# applicative bisimulation


Jawahar writes:
> I have been looking at applicative bisimulation recently. I was
> wondering if anyone has used it for justifying program transformations
> of interest to compiler writers.

My recent Cambridge PhD thesis may be of interest.  In it I define a small
functional language and on it a typed form of applicative bisimulation.  I use
Howe's method from LICS'89 to show that applicative bisimulation is a
congruence, and then prove the validity of a collection of equational
properties of applicative bisimulation.  These equational properties could be
used to justify program transformations used in a compiler, say.

@PhDThesis{gordon93a,
author="Andrew D. Gordon",
title="Functional Programming and Input/Output",
school="University of Cambridge Computer Laboratory", month=Feb, year=1993,
note="Available as Technical Report 285"}

I append the abstract at the end of this message.  I have a limited number of
copies of my thesis I can post out on request.  It's also available by
emailing tech-reports@cl.cam.ac.uk and asking for report 285.

Andrew Gordon.

-----------------

A common attraction to functional programming is the ease with which proofs
can be given of program properties.  A common disappointment with functional
programming is the difficulty of expressing input/output (I/O) while at the
same time being able to verify programs.  In this dissertation we show how a
theory of functional programming can be smoothly extended to admit both an
operational semantics for functional I/O and verification of programs engaged
in I/O.

The first half develops the operational theory of a semantic metalanguage used
in the second half.  The metalanguage mu-nu-ML is a simply-typed
lambda-calculus with product, sum, function, lifted and recursive types.  We
study two senses of operational equivalence, one of which is a form of
Abramsky's applicative bisimulation, and show them to be congruences.  We
prove equational laws that are analogous to the axiomatic domain theory of LCF
and derive a co-induction principle.

The second half defines a small functional language, H, and shows how the
semantics of H can be extended to accommodate I/O.  H is a non-trivial
fragment of Haskell.  We give both operational and denotational semantics for
H.  The denotational semantics uses mu-nu-ML in a case study of Moggi's
proposal to use monads to parameterise semantic descriptions.  We define
operational and denotational equalities on H and show that denotational
implies operational equality.  We develop a theory of H based on equational
laws and a co-induction principle.

We study simplified forms of four widely-implemented I/O mechanisms:
side-effecting, Landin-stream, synchronised-stream and continuation-passing
I/O.  We give reasons why side-effecting I/O is unsuitable for lazy
languages.  We extend the semantics of H to include the other three
mechanisms and prove that the three are equivalent to each other in
expressive power.
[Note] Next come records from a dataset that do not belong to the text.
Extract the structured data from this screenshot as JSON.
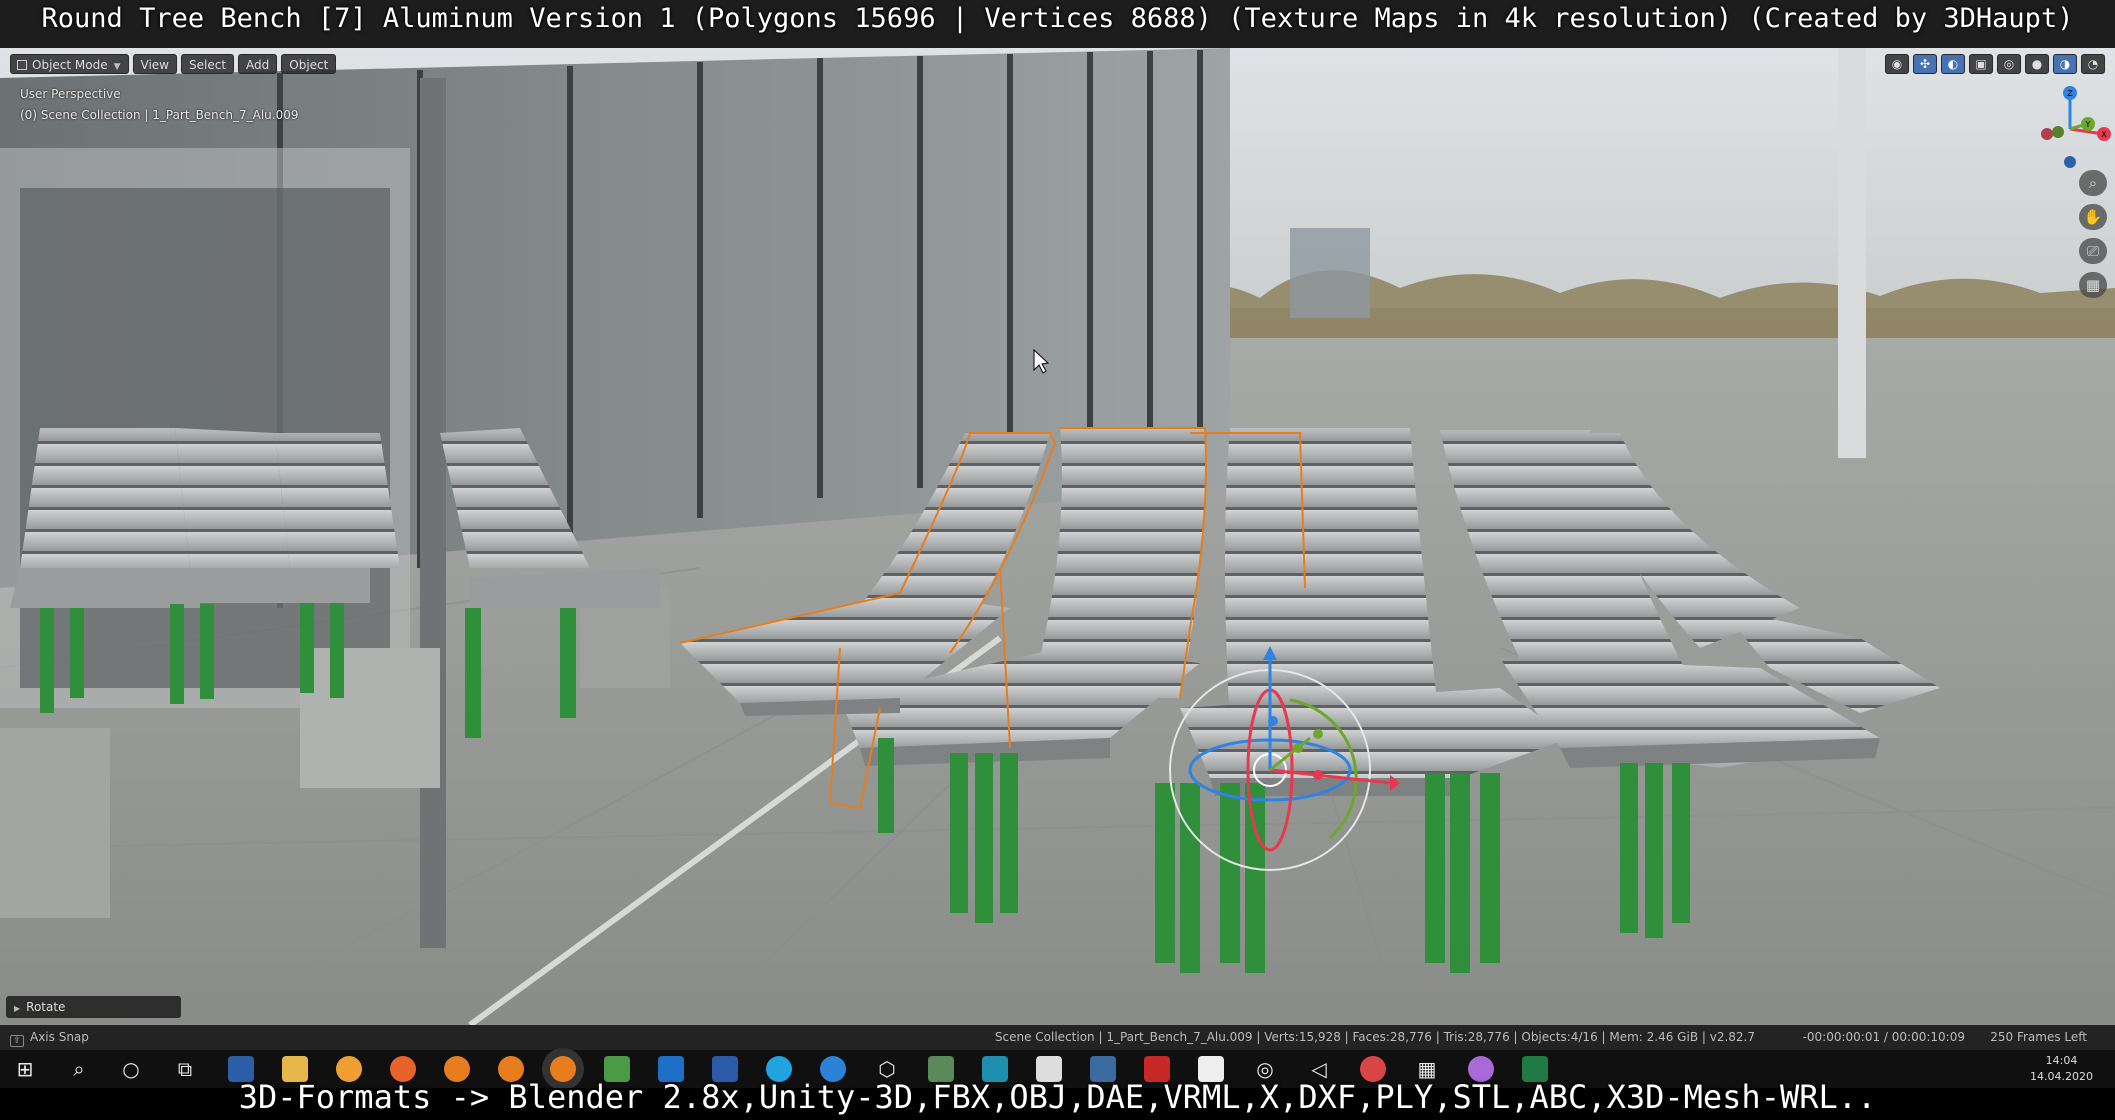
{
  "captions": {
    "top": "Round Tree Bench [7] Aluminum Version 1 (Polygons 15696 | Vertices 8688) (Texture Maps in 4k resolution) (Created by 3DHaupt)",
    "bottom": "3D-Formats -> Blender 2.8x,Unity-3D,FBX,OBJ,DAE,VRML,X,DXF,PLY,STL,ABC,X3D-Mesh-WRL.."
  },
  "viewport_header": {
    "mode": "Object Mode",
    "menus": [
      "View",
      "Select",
      "Add",
      "Object"
    ]
  },
  "view_info": {
    "perspective": "User Perspective",
    "collection": "(0) Scene Collection | 1_Part_Bench_7_Alu.009"
  },
  "gizmo": {
    "axis_x": "X",
    "axis_y": "Y",
    "axis_z": "Z",
    "colors": {
      "x": "#e8384f",
      "y": "#6ea82b",
      "z": "#2f83e3"
    }
  },
  "last_operator": "Rotate",
  "status_bar": {
    "left": "Axis Snap",
    "stats": "Scene Collection | 1_Part_Bench_7_Alu.009 | Verts:15,928 | Faces:28,776 | Tris:28,776 | Objects:4/16 | Mem: 2.46 GiB | v2.82.7",
    "time": "-00:00:00:01 / 00:00:10:09",
    "frames": "250 Frames Left"
  },
  "taskbar": {
    "apps": [
      "start",
      "search",
      "cortana",
      "task-view",
      "save",
      "explorer",
      "app-orange",
      "firefox",
      "blender-1",
      "blender-2",
      "blender-3",
      "image-editor",
      "outlook",
      "word",
      "skype",
      "edge",
      "3d-viewer",
      "app-green",
      "vectornator",
      "app-triangle",
      "app-ship",
      "acrobat",
      "unity",
      "app-circle",
      "unity-2",
      "app-red",
      "calculator",
      "maps",
      "excel"
    ],
    "time": "14:04",
    "date": "14.04.2020"
  },
  "colors": {
    "accent": "#4772b3",
    "selection_outline": "#e87d1e",
    "bench_leg_green": "#2f8f3a"
  }
}
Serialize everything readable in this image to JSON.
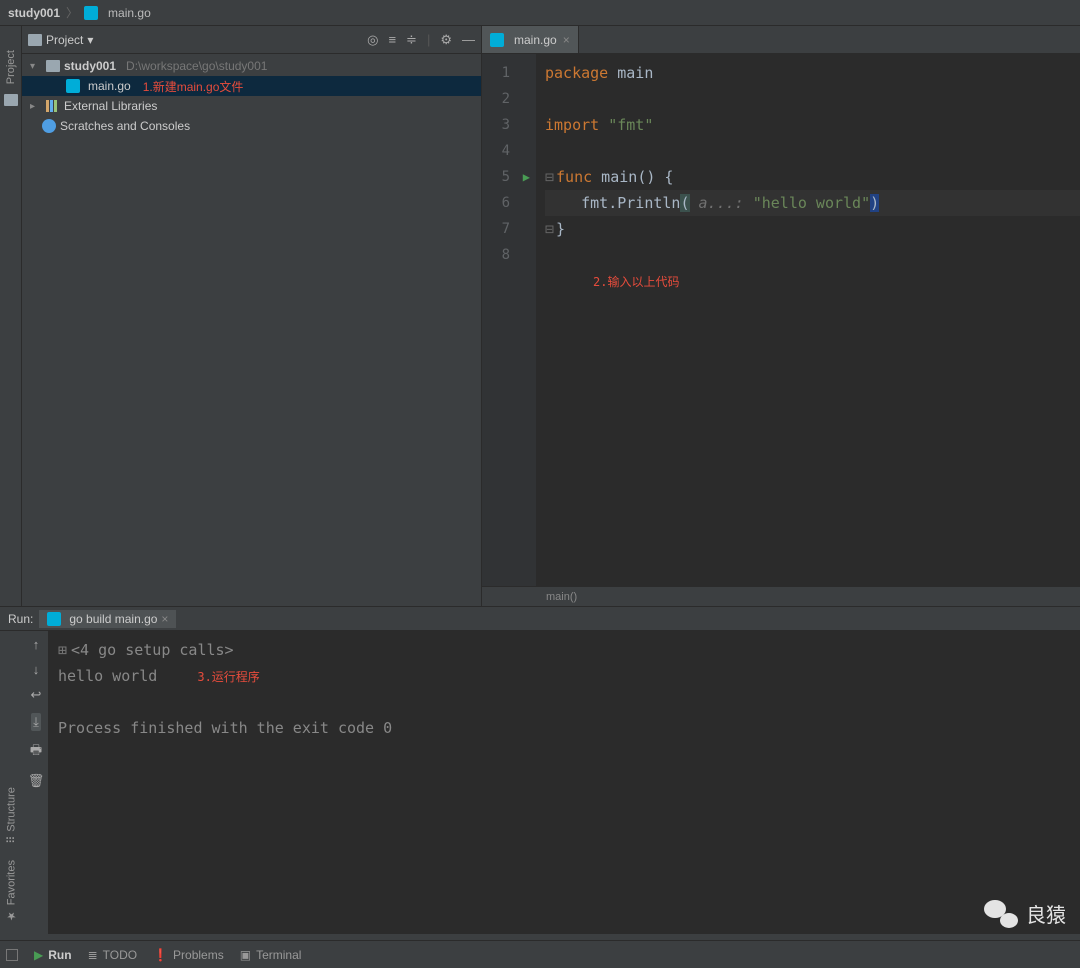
{
  "breadcrumb": {
    "project": "study001",
    "file": "main.go"
  },
  "projectPanel": {
    "title": "Project",
    "root": {
      "name": "study001",
      "path": "D:\\workspace\\go\\study001"
    },
    "mainFile": "main.go",
    "annot1": "1.新建main.go文件",
    "externalLibs": "External Libraries",
    "scratches": "Scratches and Consoles"
  },
  "tab": {
    "name": "main.go"
  },
  "code": {
    "l1": {
      "kw": "package",
      "id": " main"
    },
    "l3": {
      "kw": "import",
      "str": " \"fmt\""
    },
    "l5": {
      "kw": "func",
      "id": " main",
      "rest": "() {"
    },
    "l6": {
      "pre": "   fmt.Println",
      "open": "(",
      "hint": " a...: ",
      "str": "\"hello world\"",
      "close": ")"
    },
    "l7": "}",
    "annot2": "2.输入以上代码"
  },
  "gutterLines": [
    "1",
    "2",
    "3",
    "4",
    "5",
    "6",
    "7",
    "8"
  ],
  "breadcrumbFn": "main()",
  "run": {
    "label": "Run:",
    "tab": "go build main.go",
    "lines": {
      "setup": "<4 go setup calls>",
      "out": "hello world",
      "exit": "Process finished with the exit code 0"
    },
    "annot3": "3.运行程序"
  },
  "sideTabs": {
    "project": "Project",
    "structure": "Structure",
    "favorites": "Favorites"
  },
  "statusBar": {
    "run": "Run",
    "todo": "TODO",
    "problems": "Problems",
    "terminal": "Terminal"
  },
  "watermark": "良猿"
}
We investigate {\em monadic I/O}, a high-level model for functional I/O